My Arduino project involves watching my vehicle's water temperature, and also it's voltage.
To monitor the voltage I acquired this: Precision Voltage Sensor - 1135_0B at Phidgets
I can easily hook the voltage sensor to a 9V or 1.5 V battery and it gives me a perfect reading on the Arduino. However, I tried wiring to the 12V source on the vehicle (which is also the Arduino's power source!!) and my readings are very off. It gives me about 2.2 V.
So after searching these forums I figured it would be easier to read from the Arduino's VIN pin. It is also strange, giving me about 7.2 V reading. My electronics skills are limited, and I'm not sure what's going on here in either case. In the latter, I'm thinking its measuring the voltage left AFTER the Arduino takes its own portion?

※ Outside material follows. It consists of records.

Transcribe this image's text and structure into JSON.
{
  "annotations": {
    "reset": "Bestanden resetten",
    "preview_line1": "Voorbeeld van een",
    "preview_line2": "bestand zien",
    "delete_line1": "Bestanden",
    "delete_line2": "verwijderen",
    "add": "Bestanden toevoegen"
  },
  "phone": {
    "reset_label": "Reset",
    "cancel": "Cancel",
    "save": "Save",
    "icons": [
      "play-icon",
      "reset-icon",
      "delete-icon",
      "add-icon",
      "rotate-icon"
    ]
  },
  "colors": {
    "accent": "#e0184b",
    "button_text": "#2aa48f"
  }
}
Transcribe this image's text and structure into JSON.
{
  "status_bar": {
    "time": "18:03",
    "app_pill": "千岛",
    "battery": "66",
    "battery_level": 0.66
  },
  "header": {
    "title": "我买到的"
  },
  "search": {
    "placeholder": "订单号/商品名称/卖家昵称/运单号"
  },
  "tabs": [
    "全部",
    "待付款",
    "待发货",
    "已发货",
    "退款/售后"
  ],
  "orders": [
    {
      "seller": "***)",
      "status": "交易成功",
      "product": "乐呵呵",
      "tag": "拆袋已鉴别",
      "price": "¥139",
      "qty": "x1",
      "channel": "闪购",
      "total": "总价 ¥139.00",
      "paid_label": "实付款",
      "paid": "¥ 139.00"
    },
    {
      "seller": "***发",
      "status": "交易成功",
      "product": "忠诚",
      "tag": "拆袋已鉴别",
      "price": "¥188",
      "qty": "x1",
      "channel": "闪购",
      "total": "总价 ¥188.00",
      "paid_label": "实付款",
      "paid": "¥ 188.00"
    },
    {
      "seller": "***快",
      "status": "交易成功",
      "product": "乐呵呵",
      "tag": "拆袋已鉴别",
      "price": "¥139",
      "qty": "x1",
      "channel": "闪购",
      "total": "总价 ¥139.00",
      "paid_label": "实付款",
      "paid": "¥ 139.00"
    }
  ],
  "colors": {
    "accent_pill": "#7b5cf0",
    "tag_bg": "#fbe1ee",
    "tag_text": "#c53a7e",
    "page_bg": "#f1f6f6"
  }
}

So after searching these forums I figured it would be easier to read from the Arduino's VIN pin
VIN isn't an input. VIN can be used to supply >7V to power the arduino through the on-board regulator or to power external hardware from the supply provided at the barrel jack. I'm not entirely sure what you were doing, but it is clear you were not using it correctly.
I'm thinking its measuring the voltage left AFTER the Arduino takes its own portion?

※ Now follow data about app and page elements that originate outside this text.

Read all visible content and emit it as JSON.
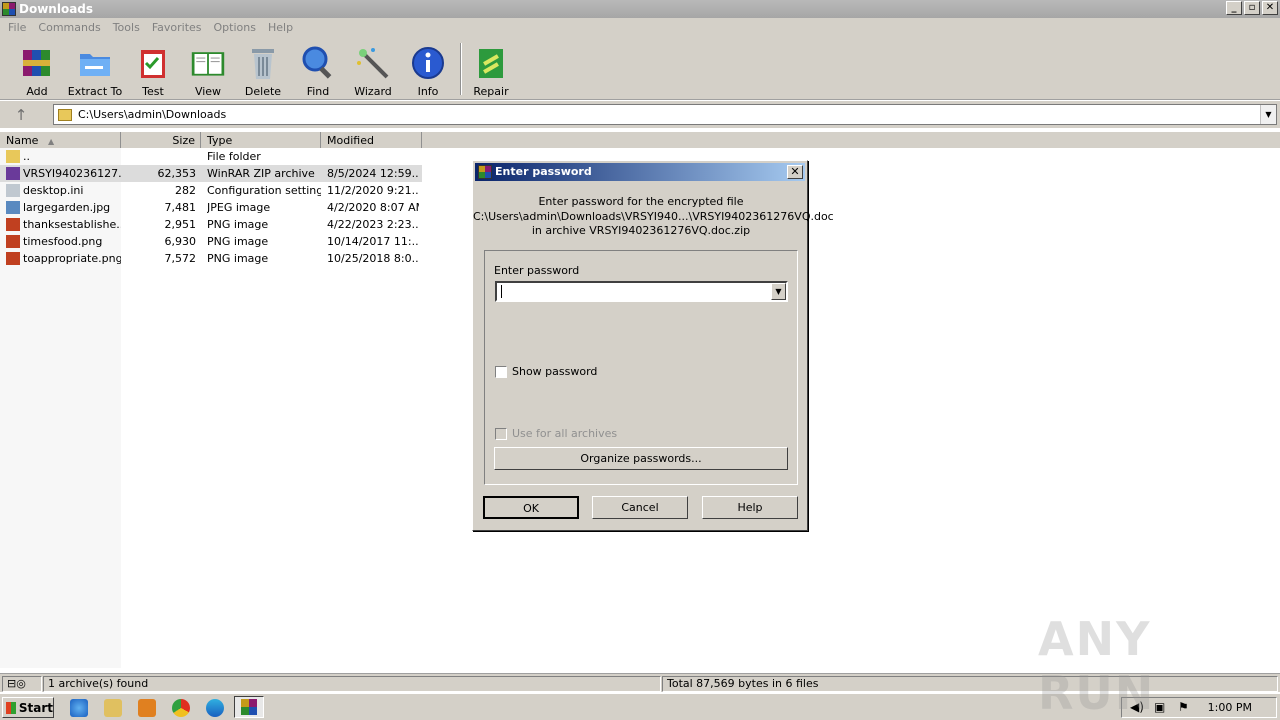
{
  "window": {
    "title": "Downloads",
    "buttons": {
      "minimize": "_",
      "restore": "▫",
      "close": "✕"
    }
  },
  "menu": [
    "File",
    "Commands",
    "Tools",
    "Favorites",
    "Options",
    "Help"
  ],
  "toolbar": [
    {
      "label": "Add",
      "icon": "add-archive-icon"
    },
    {
      "label": "Extract To",
      "icon": "extract-folder-icon"
    },
    {
      "label": "Test",
      "icon": "test-clipboard-icon"
    },
    {
      "label": "View",
      "icon": "view-book-icon"
    },
    {
      "label": "Delete",
      "icon": "trash-icon"
    },
    {
      "label": "Find",
      "icon": "magnifier-icon"
    },
    {
      "label": "Wizard",
      "icon": "wand-icon"
    },
    {
      "label": "Info",
      "icon": "info-icon"
    },
    {
      "label": "Repair",
      "icon": "repair-icon"
    }
  ],
  "address": {
    "path": "C:\\Users\\admin\\Downloads"
  },
  "columns": {
    "name": "Name",
    "size": "Size",
    "type": "Type",
    "modified": "Modified"
  },
  "files": [
    {
      "name": "..",
      "size": "",
      "type": "File folder",
      "modified": "",
      "icon": "folder-up-icon",
      "selected": false
    },
    {
      "name": "VRSYI940236127...",
      "size": "62,353",
      "type": "WinRAR ZIP archive",
      "modified": "8/5/2024 12:59...",
      "icon": "zip-archive-icon",
      "selected": true
    },
    {
      "name": "desktop.ini",
      "size": "282",
      "type": "Configuration settings",
      "modified": "11/2/2020 9:21...",
      "icon": "settings-file-icon",
      "selected": false
    },
    {
      "name": "largegarden.jpg",
      "size": "7,481",
      "type": "JPEG image",
      "modified": "4/2/2020 8:07 AM",
      "icon": "jpeg-image-icon",
      "selected": false
    },
    {
      "name": "thanksestablishe...",
      "size": "2,951",
      "type": "PNG image",
      "modified": "4/22/2023 2:23...",
      "icon": "png-image-icon",
      "selected": false
    },
    {
      "name": "timesfood.png",
      "size": "6,930",
      "type": "PNG image",
      "modified": "10/14/2017 11:...",
      "icon": "png-image-icon",
      "selected": false
    },
    {
      "name": "toappropriate.png",
      "size": "7,572",
      "type": "PNG image",
      "modified": "10/25/2018 8:0...",
      "icon": "png-image-icon",
      "selected": false
    }
  ],
  "status": {
    "left": "1 archive(s) found",
    "right": "Total 87,569 bytes in 6 files"
  },
  "dialog": {
    "title": "Enter password",
    "close": "✕",
    "message_line1": "Enter password for the encrypted file",
    "message_line2": "C:\\Users\\admin\\Downloads\\VRSYI940...\\VRSYI9402361276VQ.doc",
    "message_line3": "in archive VRSYI9402361276VQ.doc.zip",
    "field_label": "Enter password",
    "password_value": "",
    "show_password": "Show password",
    "use_for_all": "Use for all archives",
    "organize": "Organize passwords...",
    "ok": "OK",
    "cancel": "Cancel",
    "help": "Help"
  },
  "taskbar": {
    "start": "Start",
    "time": "1:00 PM"
  },
  "watermark": "ANY RUN"
}
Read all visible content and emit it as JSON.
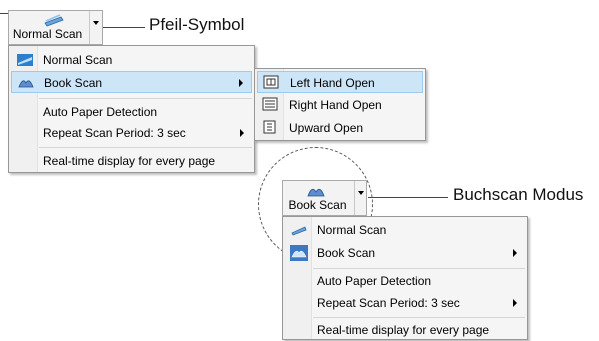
{
  "top": {
    "button_label": "Normal Scan",
    "menu": [
      {
        "label": "Normal Scan",
        "icon": "normal-scan-icon"
      },
      {
        "label": "Book Scan",
        "icon": "book-scan-icon",
        "submenu": true
      },
      {
        "label": "Auto Paper Detection"
      },
      {
        "label": "Repeat Scan Period:  3 sec",
        "submenu": true
      },
      {
        "label": "Real-time display for every page"
      }
    ],
    "submenu": [
      {
        "label": "Left Hand Open",
        "icon": "left-hand-open-icon"
      },
      {
        "label": "Right Hand Open",
        "icon": "right-hand-open-icon"
      },
      {
        "label": "Upward Open",
        "icon": "upward-open-icon"
      }
    ]
  },
  "bottom": {
    "button_label": "Book Scan",
    "menu": [
      {
        "label": "Normal Scan",
        "icon": "normal-scan-icon"
      },
      {
        "label": "Book Scan",
        "icon": "book-scan-icon",
        "submenu": true
      },
      {
        "label": "Auto Paper Detection"
      },
      {
        "label": "Repeat Scan Period:  3 sec",
        "submenu": true
      },
      {
        "label": "Real-time display for every page"
      }
    ]
  },
  "callouts": {
    "arrow": "Pfeil-Symbol",
    "book_mode": "Buchscan Modus"
  },
  "colors": {
    "highlight": "#cde6f7",
    "highlight_border": "#9ccbee",
    "menu_bg": "#f5f5f5"
  }
}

Sorry, but that doesn't make any sense.
Going back to the differential sensor you have, how have you connected it to the vehicle's battery? Do you have a common GROUND connection for all your hardware?
Most likely, your vehicle has positive ground. Direct voltage measurements in this case become complicated, you will need special sensor with galvanic insulation.

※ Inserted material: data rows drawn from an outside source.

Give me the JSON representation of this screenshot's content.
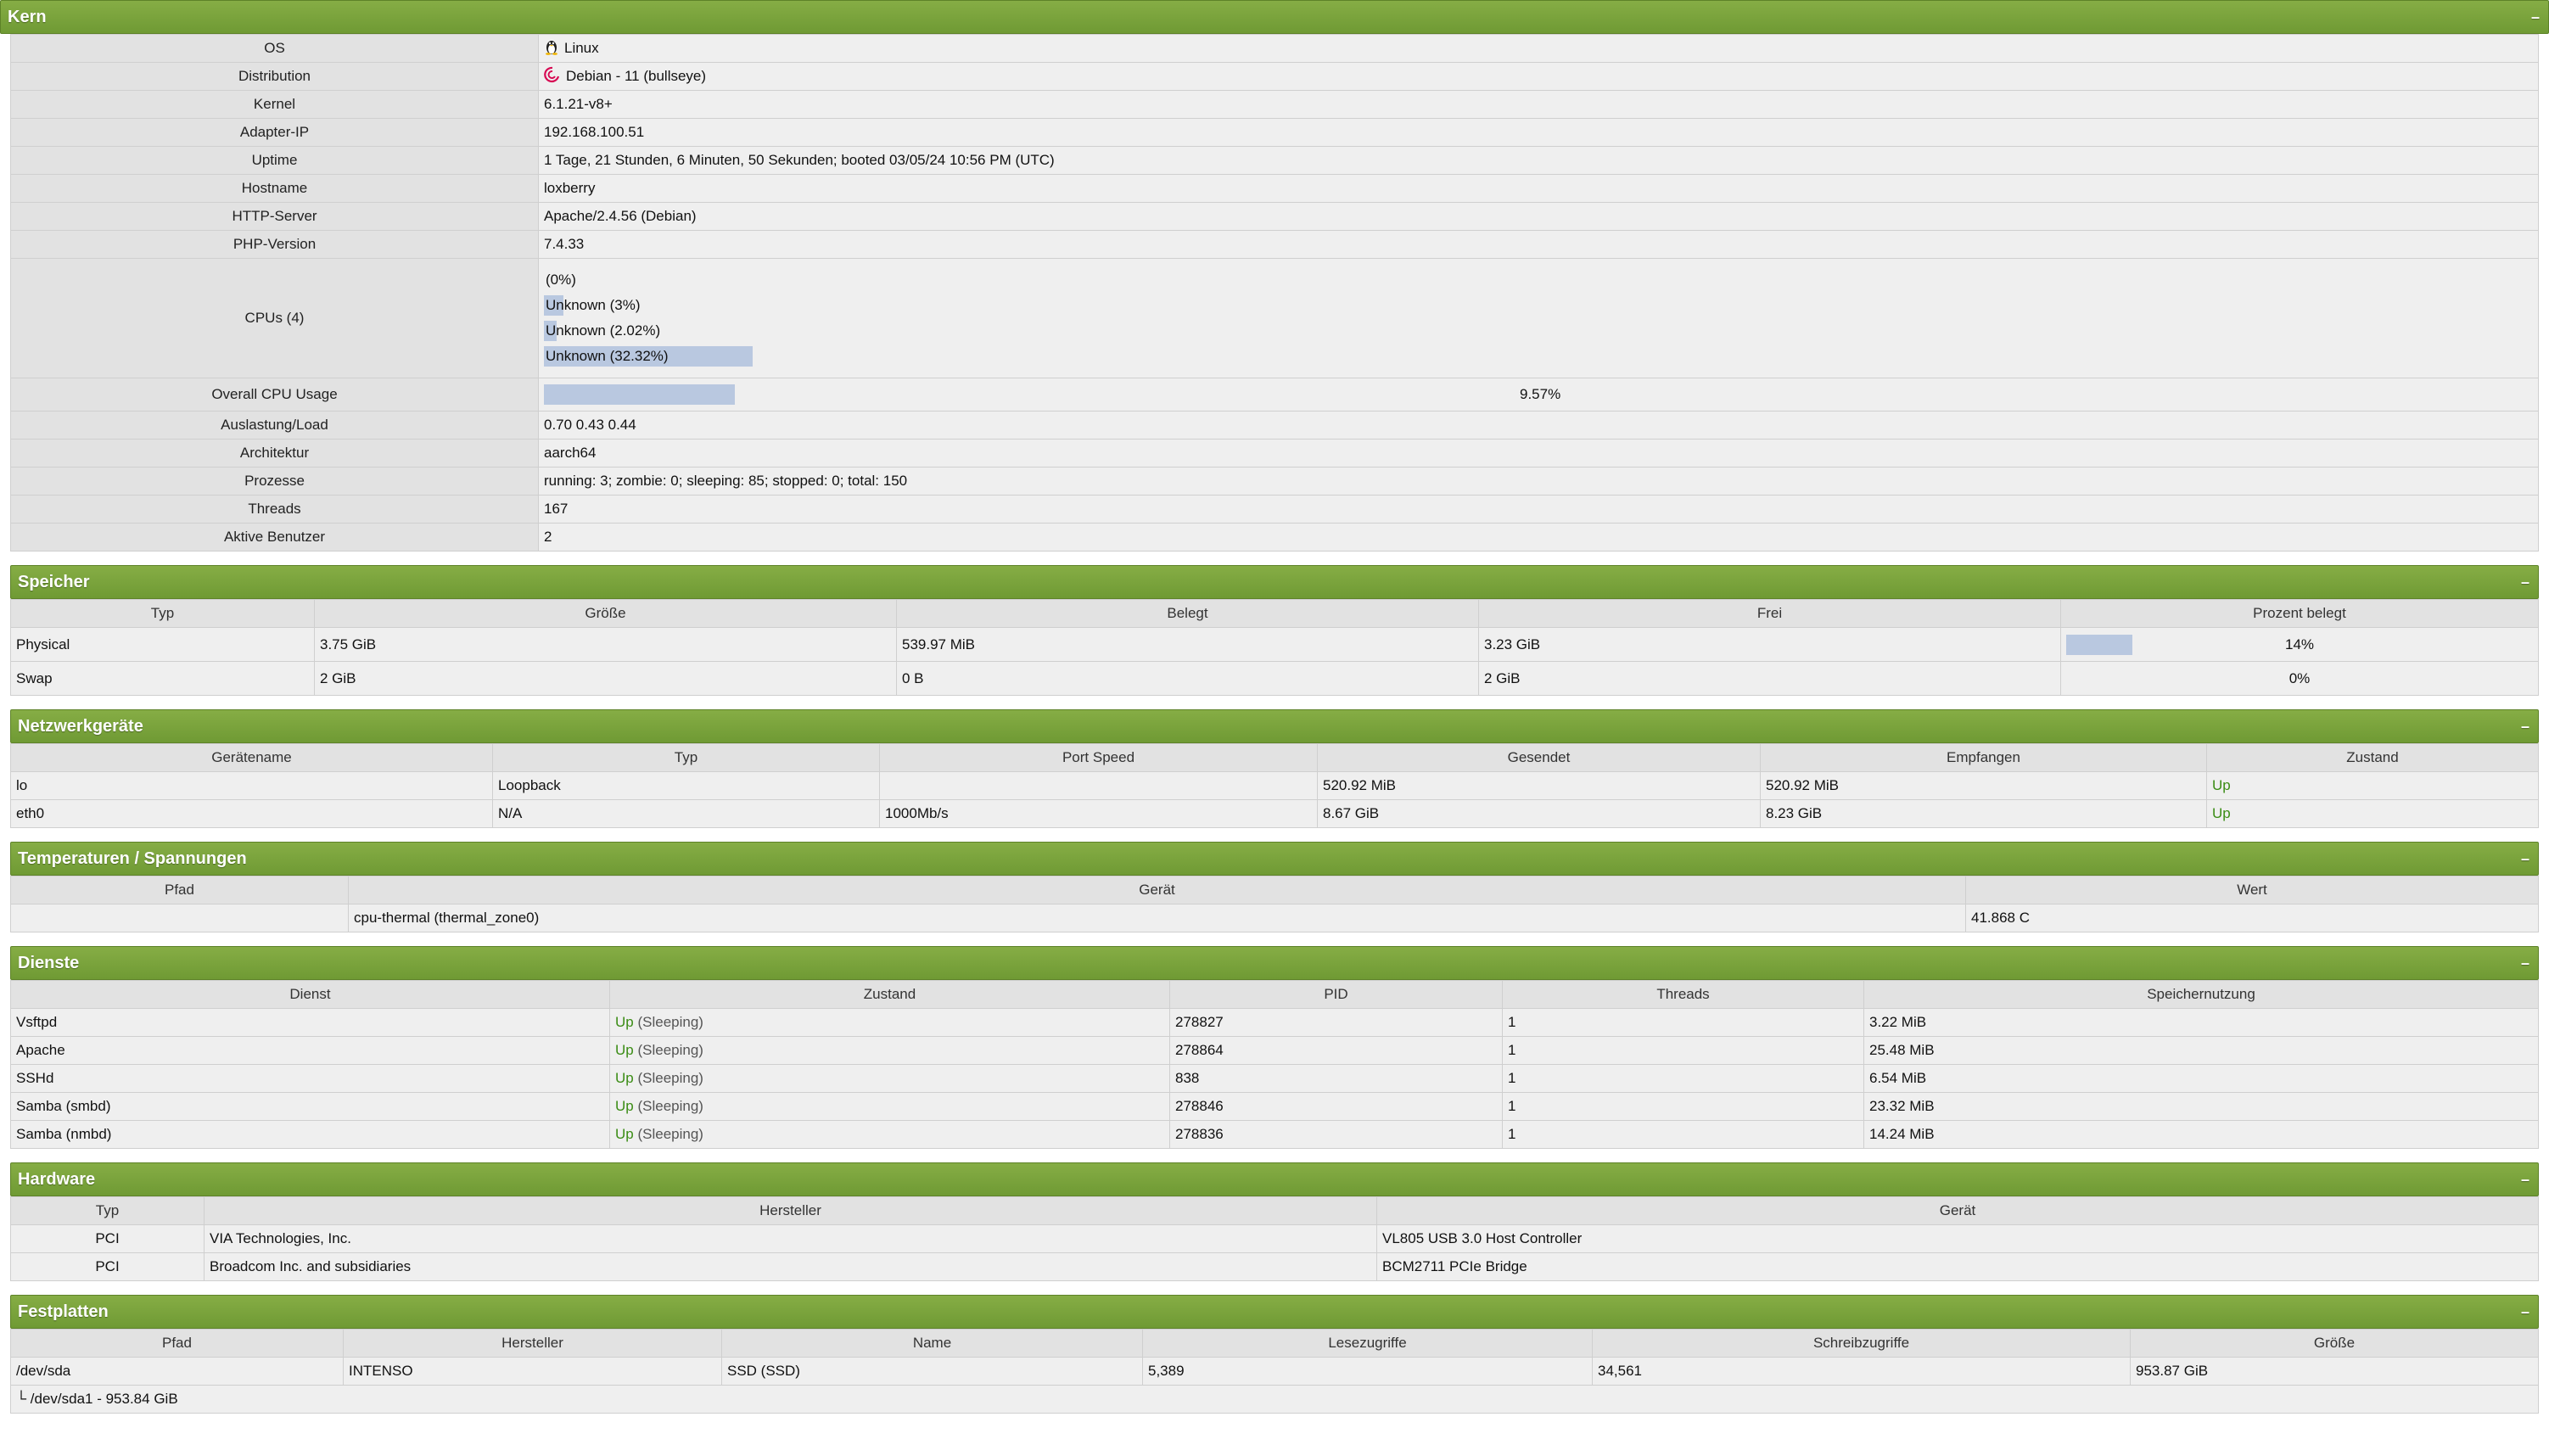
{
  "kern": {
    "title": "Kern",
    "toggle": "–",
    "rows": {
      "os": {
        "label": "OS",
        "value": "Linux"
      },
      "distribution": {
        "label": "Distribution",
        "value": "Debian - 11 (bullseye)"
      },
      "kernel": {
        "label": "Kernel",
        "value": "6.1.21-v8+"
      },
      "adapter_ip": {
        "label": "Adapter-IP",
        "value": "192.168.100.51"
      },
      "uptime": {
        "label": "Uptime",
        "value": "1 Tage, 21 Stunden, 6 Minuten, 50 Sekunden; booted 03/05/24 10:56 PM (UTC)"
      },
      "hostname": {
        "label": "Hostname",
        "value": "loxberry"
      },
      "http_server": {
        "label": "HTTP-Server",
        "value": "Apache/2.4.56 (Debian)"
      },
      "php_version": {
        "label": "PHP-Version",
        "value": "7.4.33"
      },
      "cpus": {
        "label": "CPUs (4)"
      },
      "overall_cpu": {
        "label": "Overall CPU Usage",
        "value": "9.57%",
        "fraction": 0.0957
      },
      "load": {
        "label": "Auslastung/Load",
        "value": "0.70 0.43 0.44"
      },
      "architecture": {
        "label": "Architektur",
        "value": "aarch64"
      },
      "processes": {
        "label": "Prozesse",
        "value": "running: 3; zombie: 0; sleeping: 85; stopped: 0; total: 150"
      },
      "threads": {
        "label": "Threads",
        "value": "167"
      },
      "active_users": {
        "label": "Aktive Benutzer",
        "value": "2"
      }
    },
    "cpu_list": [
      {
        "text": "(0%)",
        "percent": 0
      },
      {
        "text": "Unknown (3%)",
        "percent": 3
      },
      {
        "text": "Unknown (2.02%)",
        "percent": 2.02
      },
      {
        "text": "Unknown (32.32%)",
        "percent": 32.32
      }
    ]
  },
  "speicher": {
    "title": "Speicher",
    "toggle": "–",
    "headers": [
      "Typ",
      "Größe",
      "Belegt",
      "Frei",
      "Prozent belegt"
    ],
    "rows": [
      {
        "type": "Physical",
        "size": "3.75 GiB",
        "used": "539.97 MiB",
        "free": "3.23 GiB",
        "percent": "14%",
        "fraction": 0.14
      },
      {
        "type": "Swap",
        "size": "2 GiB",
        "used": "0 B",
        "free": "2 GiB",
        "percent": "0%",
        "fraction": 0
      }
    ]
  },
  "netzwerk": {
    "title": "Netzwerkgeräte",
    "toggle": "–",
    "headers": [
      "Gerätename",
      "Typ",
      "Port Speed",
      "Gesendet",
      "Empfangen",
      "Zustand"
    ],
    "rows": [
      {
        "name": "lo",
        "type": "Loopback",
        "speed": "",
        "sent": "520.92 MiB",
        "received": "520.92 MiB",
        "state": "Up"
      },
      {
        "name": "eth0",
        "type": "N/A",
        "speed": "1000Mb/s",
        "sent": "8.67 GiB",
        "received": "8.23 GiB",
        "state": "Up"
      }
    ]
  },
  "temperatur": {
    "title": "Temperaturen / Spannungen",
    "toggle": "–",
    "headers": [
      "Pfad",
      "Gerät",
      "Wert"
    ],
    "rows": [
      {
        "path": "",
        "device": "cpu-thermal (thermal_zone0)",
        "value": "41.868 C"
      }
    ]
  },
  "dienste": {
    "title": "Dienste",
    "toggle": "–",
    "headers": [
      "Dienst",
      "Zustand",
      "PID",
      "Threads",
      "Speichernutzung"
    ],
    "rows": [
      {
        "service": "Vsftpd",
        "state": "Up",
        "detail": " (Sleeping)",
        "pid": "278827",
        "threads": "1",
        "memory": "3.22 MiB"
      },
      {
        "service": "Apache",
        "state": "Up",
        "detail": " (Sleeping)",
        "pid": "278864",
        "threads": "1",
        "memory": "25.48 MiB"
      },
      {
        "service": "SSHd",
        "state": "Up",
        "detail": " (Sleeping)",
        "pid": "838",
        "threads": "1",
        "memory": "6.54 MiB"
      },
      {
        "service": "Samba (smbd)",
        "state": "Up",
        "detail": " (Sleeping)",
        "pid": "278846",
        "threads": "1",
        "memory": "23.32 MiB"
      },
      {
        "service": "Samba (nmbd)",
        "state": "Up",
        "detail": " (Sleeping)",
        "pid": "278836",
        "threads": "1",
        "memory": "14.24 MiB"
      }
    ]
  },
  "hardware": {
    "title": "Hardware",
    "toggle": "–",
    "headers": [
      "Typ",
      "Hersteller",
      "Gerät"
    ],
    "rows": [
      {
        "type": "PCI",
        "vendor": "VIA Technologies, Inc.",
        "device": "VL805 USB 3.0 Host Controller"
      },
      {
        "type": "PCI",
        "vendor": "Broadcom Inc. and subsidiaries",
        "device": "BCM2711 PCIe Bridge"
      }
    ]
  },
  "festplatten": {
    "title": "Festplatten",
    "toggle": "–",
    "headers": [
      "Pfad",
      "Hersteller",
      "Name",
      "Lesezugriffe",
      "Schreibzugriffe",
      "Größe"
    ],
    "rows": [
      {
        "path": "/dev/sda",
        "vendor": "INTENSO",
        "name": "SSD (SSD)",
        "reads": "5,389",
        "writes": "34,561",
        "size": "953.87 GiB"
      }
    ],
    "partition": "└ /dev/sda1 - 953.84 GiB"
  }
}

James, for the VIN pin I was going by what was said in this thread:
"1. Vin pin is the power supplied from the Arduino external power connector and is in the range of 7.5 to 12vdc depending on what you are using. This Vin voltage has no effect on the analog reference accuracy of the analog input pins, however you may or may not have a desire to measure the Vin voltage, that is not clear to me."
KE7GK, thank you I will try that today!